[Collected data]
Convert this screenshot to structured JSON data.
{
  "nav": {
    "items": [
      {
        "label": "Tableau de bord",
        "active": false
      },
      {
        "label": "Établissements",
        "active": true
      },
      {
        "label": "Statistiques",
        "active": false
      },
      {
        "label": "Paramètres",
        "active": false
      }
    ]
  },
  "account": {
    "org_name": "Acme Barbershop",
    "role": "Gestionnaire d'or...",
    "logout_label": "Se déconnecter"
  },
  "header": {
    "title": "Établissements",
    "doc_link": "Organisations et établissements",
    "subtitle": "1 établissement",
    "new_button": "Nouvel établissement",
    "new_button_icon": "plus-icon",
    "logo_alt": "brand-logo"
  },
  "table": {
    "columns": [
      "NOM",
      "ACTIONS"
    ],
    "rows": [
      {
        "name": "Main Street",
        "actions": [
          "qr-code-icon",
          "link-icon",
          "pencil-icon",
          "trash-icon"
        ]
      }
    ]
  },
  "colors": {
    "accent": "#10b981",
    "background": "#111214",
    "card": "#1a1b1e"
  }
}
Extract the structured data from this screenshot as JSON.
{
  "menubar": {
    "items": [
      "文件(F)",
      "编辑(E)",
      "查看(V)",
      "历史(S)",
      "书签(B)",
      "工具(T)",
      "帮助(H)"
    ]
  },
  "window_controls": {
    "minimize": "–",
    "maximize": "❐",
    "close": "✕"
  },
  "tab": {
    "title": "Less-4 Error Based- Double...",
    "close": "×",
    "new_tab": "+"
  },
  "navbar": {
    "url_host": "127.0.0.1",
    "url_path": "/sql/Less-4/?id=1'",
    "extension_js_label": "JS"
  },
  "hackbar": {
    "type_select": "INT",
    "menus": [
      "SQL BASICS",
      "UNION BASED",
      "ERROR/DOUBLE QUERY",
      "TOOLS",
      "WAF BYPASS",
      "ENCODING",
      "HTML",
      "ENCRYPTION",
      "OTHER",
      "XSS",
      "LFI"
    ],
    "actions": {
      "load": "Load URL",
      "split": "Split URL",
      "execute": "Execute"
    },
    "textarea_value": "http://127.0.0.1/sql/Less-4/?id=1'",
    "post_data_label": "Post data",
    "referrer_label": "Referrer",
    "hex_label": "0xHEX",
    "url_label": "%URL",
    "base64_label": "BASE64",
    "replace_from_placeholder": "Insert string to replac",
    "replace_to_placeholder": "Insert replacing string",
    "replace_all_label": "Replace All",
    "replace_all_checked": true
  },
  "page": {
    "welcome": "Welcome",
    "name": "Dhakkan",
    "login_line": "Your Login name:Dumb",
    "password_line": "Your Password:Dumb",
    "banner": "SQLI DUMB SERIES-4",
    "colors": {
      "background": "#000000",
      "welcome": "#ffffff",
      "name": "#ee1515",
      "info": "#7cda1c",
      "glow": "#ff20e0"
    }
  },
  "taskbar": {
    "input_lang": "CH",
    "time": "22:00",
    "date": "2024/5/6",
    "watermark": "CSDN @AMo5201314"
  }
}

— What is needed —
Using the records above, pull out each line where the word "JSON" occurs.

— Exercise solution —
Convert this screenshot to structured JSON data.
Extract the structured data from this screenshot as JSON.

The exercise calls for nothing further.